ABOUT THIS EXERCISE: Repeat the data verbatim, images excluded.

START DATA IN THIS EXERCISE

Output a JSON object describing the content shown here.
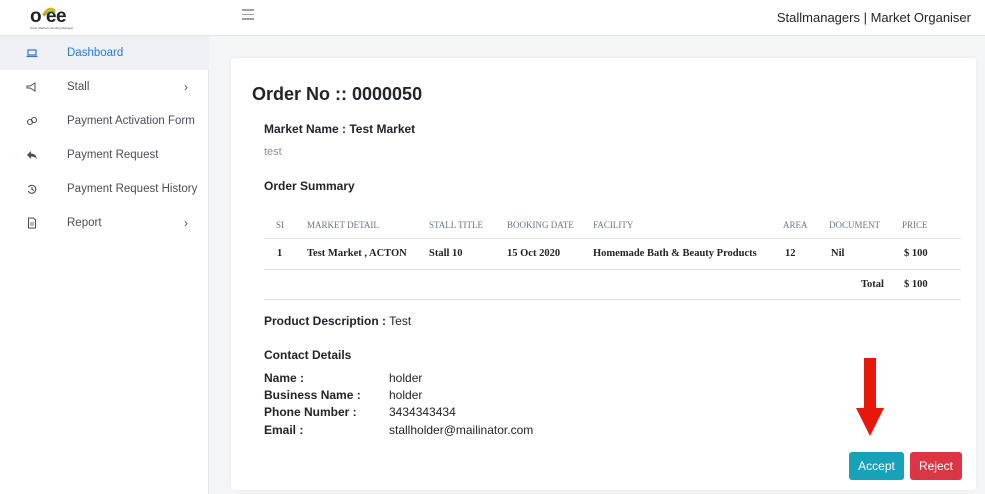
{
  "header": {
    "logo_text": "o ee",
    "logo_tagline": "Outer Markets Vending Manager",
    "user_label": "Stallmanagers | Market Organiser"
  },
  "sidebar": {
    "items": [
      {
        "label": "Dashboard",
        "icon": "laptop-icon",
        "active": true
      },
      {
        "label": "Stall",
        "icon": "megaphone-icon",
        "has_submenu": true
      },
      {
        "label": "Payment Activation Form",
        "icon": "link-icon"
      },
      {
        "label": "Payment Request",
        "icon": "reply-icon"
      },
      {
        "label": "Payment Request History",
        "icon": "history-icon"
      },
      {
        "label": "Report",
        "icon": "file-icon",
        "has_submenu": true
      }
    ]
  },
  "order": {
    "title": "Order No :: 0000050",
    "market_name_label": "Market Name : Test Market",
    "market_note": "test",
    "summary_title": "Order Summary",
    "table": {
      "headers": [
        "SI",
        "MARKET DETAIL",
        "STALL TITLE",
        "BOOKING DATE",
        "FACILITY",
        "AREA",
        "DOCUMENT",
        "PRICE"
      ],
      "rows": [
        {
          "si": "1",
          "market_detail": "Test Market , ACTON",
          "stall_title": "Stall 10",
          "booking_date": "15 Oct 2020",
          "facility": "Homemade Bath & Beauty Products",
          "area": "12",
          "document": "Nil",
          "price": "$ 100"
        }
      ],
      "total_label": "Total",
      "total_value": "$ 100"
    },
    "product_description_label": "Product Description :",
    "product_description_value": "Test",
    "contact_title": "Contact Details",
    "contact": {
      "name_label": "Name :",
      "name_value": "holder",
      "business_label": "Business Name :",
      "business_value": "holder",
      "phone_label": "Phone Number :",
      "phone_value": "3434343434",
      "email_label": "Email :",
      "email_value": "stallholder@mailinator.com"
    },
    "accept_label": "Accept",
    "reject_label": "Reject"
  },
  "colors": {
    "accent": "#2a7ad8",
    "accept": "#17a2b8",
    "reject": "#dc3545",
    "annotation_arrow": "#e8170b"
  }
}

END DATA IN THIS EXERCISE

ANSWER TO THIS TASK:
Output a JSON object describing the content shown here.
{
  "header": {
    "logo_text": "o ee",
    "logo_tagline": "Outer Markets Vending Manager",
    "user_label": "Stallmanagers | Market Organiser"
  },
  "sidebar": {
    "items": [
      {
        "label": "Dashboard",
        "icon": "laptop-icon",
        "active": true
      },
      {
        "label": "Stall",
        "icon": "megaphone-icon",
        "has_submenu": true
      },
      {
        "label": "Payment Activation Form",
        "icon": "link-icon"
      },
      {
        "label": "Payment Request",
        "icon": "reply-icon"
      },
      {
        "label": "Payment Request History",
        "icon": "history-icon"
      },
      {
        "label": "Report",
        "icon": "file-icon",
        "has_submenu": true
      }
    ]
  },
  "order": {
    "title": "Order No :: 0000050",
    "market_name_label": "Market Name : Test Market",
    "market_note": "test",
    "summary_title": "Order Summary",
    "table": {
      "headers": [
        "SI",
        "MARKET DETAIL",
        "STALL TITLE",
        "BOOKING DATE",
        "FACILITY",
        "AREA",
        "DOCUMENT",
        "PRICE"
      ],
      "rows": [
        {
          "si": "1",
          "market_detail": "Test Market , ACTON",
          "stall_title": "Stall 10",
          "booking_date": "15 Oct 2020",
          "facility": "Homemade Bath & Beauty Products",
          "area": "12",
          "document": "Nil",
          "price": "$ 100"
        }
      ],
      "total_label": "Total",
      "total_value": "$ 100"
    },
    "product_description_label": "Product Description :",
    "product_description_value": "Test",
    "contact_title": "Contact Details",
    "contact": {
      "name_label": "Name :",
      "name_value": "holder",
      "business_label": "Business Name :",
      "business_value": "holder",
      "phone_label": "Phone Number :",
      "phone_value": "3434343434",
      "email_label": "Email :",
      "email_value": "stallholder@mailinator.com"
    },
    "accept_label": "Accept",
    "reject_label": "Reject"
  },
  "colors": {
    "accent": "#2a7ad8",
    "accept": "#17a2b8",
    "reject": "#dc3545",
    "annotation_arrow": "#e8170b"
  }
}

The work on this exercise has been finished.